■ **Task details**
Select all lines in the records that include "arrow".

■ **Records provided**
= = = =

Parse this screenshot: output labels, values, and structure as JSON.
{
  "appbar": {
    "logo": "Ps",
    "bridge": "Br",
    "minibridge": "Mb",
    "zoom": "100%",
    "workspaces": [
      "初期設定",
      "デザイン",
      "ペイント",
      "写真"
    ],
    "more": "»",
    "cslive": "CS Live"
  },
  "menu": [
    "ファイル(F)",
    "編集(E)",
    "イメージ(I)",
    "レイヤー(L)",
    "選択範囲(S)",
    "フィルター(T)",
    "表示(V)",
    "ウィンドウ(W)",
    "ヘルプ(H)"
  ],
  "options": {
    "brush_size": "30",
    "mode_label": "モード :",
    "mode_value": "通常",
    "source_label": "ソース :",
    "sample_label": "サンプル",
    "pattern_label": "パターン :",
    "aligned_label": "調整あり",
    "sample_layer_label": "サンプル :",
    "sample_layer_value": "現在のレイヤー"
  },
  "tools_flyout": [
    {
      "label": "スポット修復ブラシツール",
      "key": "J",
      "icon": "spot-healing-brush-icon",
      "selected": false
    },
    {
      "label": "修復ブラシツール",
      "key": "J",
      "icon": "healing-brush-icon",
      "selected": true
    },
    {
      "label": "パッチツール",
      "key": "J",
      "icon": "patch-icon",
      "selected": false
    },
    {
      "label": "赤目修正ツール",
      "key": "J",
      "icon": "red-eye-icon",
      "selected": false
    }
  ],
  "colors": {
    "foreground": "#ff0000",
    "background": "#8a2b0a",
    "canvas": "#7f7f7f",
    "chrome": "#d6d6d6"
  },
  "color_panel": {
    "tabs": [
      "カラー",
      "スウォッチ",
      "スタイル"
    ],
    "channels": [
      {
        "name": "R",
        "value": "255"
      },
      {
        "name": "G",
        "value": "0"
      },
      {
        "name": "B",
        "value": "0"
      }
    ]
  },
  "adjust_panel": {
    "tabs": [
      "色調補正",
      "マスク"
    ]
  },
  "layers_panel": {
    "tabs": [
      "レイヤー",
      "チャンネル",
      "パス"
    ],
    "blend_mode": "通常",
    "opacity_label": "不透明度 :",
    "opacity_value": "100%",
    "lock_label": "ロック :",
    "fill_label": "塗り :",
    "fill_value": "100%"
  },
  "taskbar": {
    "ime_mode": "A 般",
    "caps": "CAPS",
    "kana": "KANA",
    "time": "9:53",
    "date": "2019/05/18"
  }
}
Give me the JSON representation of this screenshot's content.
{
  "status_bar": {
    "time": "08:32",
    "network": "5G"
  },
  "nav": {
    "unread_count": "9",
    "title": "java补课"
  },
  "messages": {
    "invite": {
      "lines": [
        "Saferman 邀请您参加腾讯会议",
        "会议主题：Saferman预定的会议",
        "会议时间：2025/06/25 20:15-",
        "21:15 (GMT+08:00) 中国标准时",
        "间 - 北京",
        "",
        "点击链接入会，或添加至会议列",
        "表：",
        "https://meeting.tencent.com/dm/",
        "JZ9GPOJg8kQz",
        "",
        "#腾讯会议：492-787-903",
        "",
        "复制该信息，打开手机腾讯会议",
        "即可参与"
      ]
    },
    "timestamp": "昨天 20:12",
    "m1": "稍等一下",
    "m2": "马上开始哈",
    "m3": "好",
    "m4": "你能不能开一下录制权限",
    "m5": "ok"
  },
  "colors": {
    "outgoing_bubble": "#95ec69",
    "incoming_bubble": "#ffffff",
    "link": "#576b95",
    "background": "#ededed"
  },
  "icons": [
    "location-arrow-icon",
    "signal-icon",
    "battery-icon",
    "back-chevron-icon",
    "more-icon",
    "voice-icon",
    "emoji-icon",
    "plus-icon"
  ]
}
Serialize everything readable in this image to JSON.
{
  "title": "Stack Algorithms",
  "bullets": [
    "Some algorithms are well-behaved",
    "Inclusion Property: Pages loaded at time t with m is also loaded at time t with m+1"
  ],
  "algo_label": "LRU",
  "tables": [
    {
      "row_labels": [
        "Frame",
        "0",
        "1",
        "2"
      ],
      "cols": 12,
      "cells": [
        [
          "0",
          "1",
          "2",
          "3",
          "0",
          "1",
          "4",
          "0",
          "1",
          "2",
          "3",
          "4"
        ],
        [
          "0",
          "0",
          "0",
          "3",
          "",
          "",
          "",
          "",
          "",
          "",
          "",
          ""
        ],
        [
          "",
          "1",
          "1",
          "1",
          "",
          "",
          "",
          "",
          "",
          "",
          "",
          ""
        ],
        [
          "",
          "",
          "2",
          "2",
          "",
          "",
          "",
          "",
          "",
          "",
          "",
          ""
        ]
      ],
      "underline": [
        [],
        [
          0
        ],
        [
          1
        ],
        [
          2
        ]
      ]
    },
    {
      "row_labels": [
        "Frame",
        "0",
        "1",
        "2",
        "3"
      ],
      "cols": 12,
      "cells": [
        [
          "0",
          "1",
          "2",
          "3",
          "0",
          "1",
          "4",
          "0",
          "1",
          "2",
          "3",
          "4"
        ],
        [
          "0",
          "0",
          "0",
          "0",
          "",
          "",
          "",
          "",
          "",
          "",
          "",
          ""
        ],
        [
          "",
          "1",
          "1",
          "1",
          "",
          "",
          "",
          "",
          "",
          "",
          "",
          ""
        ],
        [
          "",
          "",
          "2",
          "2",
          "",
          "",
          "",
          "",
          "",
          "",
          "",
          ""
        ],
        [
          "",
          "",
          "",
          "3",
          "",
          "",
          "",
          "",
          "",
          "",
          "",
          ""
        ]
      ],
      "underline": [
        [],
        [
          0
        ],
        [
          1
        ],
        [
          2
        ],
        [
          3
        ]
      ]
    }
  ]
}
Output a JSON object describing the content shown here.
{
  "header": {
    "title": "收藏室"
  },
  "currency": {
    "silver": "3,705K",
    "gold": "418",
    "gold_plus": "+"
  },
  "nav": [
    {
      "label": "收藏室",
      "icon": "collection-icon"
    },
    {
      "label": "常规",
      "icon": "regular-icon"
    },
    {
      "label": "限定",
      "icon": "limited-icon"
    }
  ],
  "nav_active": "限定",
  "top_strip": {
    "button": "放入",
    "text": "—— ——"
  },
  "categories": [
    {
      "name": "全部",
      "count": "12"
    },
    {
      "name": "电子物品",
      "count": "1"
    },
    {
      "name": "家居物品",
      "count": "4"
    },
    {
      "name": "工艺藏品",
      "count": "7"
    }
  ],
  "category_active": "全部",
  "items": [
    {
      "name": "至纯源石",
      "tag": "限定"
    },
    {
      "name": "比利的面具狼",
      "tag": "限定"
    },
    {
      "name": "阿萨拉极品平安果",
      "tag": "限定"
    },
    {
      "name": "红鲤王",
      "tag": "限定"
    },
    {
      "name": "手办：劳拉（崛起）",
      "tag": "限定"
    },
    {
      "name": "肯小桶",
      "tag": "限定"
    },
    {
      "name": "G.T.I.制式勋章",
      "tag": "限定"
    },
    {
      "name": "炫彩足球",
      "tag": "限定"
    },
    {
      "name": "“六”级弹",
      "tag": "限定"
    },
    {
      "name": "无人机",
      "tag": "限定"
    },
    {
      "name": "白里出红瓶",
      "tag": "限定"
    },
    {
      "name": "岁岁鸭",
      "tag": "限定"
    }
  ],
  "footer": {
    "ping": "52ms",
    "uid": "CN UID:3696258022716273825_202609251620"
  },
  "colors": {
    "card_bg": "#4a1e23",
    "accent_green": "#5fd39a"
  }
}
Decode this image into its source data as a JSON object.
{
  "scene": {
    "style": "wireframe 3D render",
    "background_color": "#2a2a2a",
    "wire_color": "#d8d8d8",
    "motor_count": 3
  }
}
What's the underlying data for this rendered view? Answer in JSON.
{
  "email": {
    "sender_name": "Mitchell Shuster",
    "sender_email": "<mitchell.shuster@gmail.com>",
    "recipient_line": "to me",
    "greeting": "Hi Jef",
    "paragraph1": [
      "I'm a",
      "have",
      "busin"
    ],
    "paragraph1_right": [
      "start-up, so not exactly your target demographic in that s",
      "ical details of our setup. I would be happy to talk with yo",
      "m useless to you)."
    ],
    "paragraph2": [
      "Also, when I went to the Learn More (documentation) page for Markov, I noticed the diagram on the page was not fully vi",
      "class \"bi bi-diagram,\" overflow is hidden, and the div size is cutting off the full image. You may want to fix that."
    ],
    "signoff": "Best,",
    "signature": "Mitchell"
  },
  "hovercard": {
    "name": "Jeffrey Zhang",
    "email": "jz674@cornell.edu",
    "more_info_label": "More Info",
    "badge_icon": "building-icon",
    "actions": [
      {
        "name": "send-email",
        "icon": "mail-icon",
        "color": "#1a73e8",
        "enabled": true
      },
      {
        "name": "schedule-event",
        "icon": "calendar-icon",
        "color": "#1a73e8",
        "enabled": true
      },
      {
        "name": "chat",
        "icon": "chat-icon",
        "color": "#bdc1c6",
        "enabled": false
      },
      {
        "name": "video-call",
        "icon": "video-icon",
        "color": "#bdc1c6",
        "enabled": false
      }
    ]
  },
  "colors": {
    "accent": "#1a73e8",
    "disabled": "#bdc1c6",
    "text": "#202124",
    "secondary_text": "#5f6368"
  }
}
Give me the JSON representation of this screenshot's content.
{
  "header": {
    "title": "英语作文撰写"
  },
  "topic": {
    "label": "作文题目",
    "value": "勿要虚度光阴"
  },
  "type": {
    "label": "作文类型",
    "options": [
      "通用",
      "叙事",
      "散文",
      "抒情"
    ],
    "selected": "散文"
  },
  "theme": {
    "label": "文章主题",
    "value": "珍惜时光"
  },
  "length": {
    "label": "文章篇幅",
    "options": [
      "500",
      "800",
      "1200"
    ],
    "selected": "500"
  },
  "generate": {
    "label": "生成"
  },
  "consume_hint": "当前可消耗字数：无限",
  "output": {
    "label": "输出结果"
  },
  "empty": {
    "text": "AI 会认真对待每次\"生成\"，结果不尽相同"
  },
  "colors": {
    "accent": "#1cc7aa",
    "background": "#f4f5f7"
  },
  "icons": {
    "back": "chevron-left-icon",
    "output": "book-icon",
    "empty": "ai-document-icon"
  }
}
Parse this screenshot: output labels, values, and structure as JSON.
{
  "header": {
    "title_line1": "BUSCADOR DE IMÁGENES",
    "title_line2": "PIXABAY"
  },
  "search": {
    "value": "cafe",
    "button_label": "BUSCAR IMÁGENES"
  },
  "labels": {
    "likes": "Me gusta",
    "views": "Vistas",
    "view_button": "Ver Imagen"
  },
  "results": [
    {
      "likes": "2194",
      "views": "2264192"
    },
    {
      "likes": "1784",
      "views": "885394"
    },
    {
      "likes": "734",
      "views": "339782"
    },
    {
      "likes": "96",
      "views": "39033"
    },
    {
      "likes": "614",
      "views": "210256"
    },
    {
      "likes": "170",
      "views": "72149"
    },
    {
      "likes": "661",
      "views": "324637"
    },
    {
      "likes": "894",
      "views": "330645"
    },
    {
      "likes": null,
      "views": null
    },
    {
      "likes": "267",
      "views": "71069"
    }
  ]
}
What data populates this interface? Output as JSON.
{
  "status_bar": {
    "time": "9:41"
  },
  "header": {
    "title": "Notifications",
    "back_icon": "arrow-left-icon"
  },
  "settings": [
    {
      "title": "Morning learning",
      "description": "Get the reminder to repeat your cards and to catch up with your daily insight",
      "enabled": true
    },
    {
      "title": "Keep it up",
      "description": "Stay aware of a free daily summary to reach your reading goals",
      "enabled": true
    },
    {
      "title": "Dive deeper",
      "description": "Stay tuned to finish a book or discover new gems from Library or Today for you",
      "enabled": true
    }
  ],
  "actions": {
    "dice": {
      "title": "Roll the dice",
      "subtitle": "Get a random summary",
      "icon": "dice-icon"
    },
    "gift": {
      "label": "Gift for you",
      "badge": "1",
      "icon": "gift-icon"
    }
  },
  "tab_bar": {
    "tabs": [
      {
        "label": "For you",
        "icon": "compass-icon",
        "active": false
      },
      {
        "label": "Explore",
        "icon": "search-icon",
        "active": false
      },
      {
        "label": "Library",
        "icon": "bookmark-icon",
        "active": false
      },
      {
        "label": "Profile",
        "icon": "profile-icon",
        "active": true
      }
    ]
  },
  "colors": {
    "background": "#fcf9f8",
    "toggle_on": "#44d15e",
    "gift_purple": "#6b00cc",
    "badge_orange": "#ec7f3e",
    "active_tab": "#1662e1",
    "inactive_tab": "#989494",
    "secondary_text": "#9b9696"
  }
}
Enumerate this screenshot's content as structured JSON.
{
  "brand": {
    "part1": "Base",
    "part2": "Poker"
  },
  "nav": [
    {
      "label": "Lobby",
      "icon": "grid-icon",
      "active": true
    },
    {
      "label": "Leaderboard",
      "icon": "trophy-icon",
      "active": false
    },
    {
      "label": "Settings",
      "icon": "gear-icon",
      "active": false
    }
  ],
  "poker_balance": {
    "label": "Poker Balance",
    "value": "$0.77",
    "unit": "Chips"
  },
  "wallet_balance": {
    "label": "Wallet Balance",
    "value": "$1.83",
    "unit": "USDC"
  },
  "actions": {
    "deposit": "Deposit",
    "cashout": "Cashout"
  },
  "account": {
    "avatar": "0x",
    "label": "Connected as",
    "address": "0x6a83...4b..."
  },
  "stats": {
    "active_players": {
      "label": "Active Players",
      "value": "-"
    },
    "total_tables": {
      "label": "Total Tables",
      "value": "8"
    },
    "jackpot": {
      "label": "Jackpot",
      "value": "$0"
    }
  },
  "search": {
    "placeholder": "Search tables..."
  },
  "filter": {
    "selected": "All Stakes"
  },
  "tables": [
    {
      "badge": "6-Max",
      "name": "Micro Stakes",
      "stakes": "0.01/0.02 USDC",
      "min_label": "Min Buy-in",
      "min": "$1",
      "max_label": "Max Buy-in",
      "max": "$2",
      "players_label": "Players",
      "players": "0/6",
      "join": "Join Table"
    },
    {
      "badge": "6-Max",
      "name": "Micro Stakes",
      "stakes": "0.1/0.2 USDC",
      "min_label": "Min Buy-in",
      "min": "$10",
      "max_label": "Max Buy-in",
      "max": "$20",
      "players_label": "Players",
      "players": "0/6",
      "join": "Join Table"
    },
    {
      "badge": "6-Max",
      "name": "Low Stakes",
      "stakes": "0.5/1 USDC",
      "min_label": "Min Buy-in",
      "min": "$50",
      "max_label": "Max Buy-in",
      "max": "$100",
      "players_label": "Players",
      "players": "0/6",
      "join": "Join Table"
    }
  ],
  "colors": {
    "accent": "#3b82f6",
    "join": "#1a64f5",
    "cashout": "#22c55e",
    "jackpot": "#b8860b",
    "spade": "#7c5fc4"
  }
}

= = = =

■ **Written response**
    "location-arrow-icon",
    "back_icon": "arrow-left-icon"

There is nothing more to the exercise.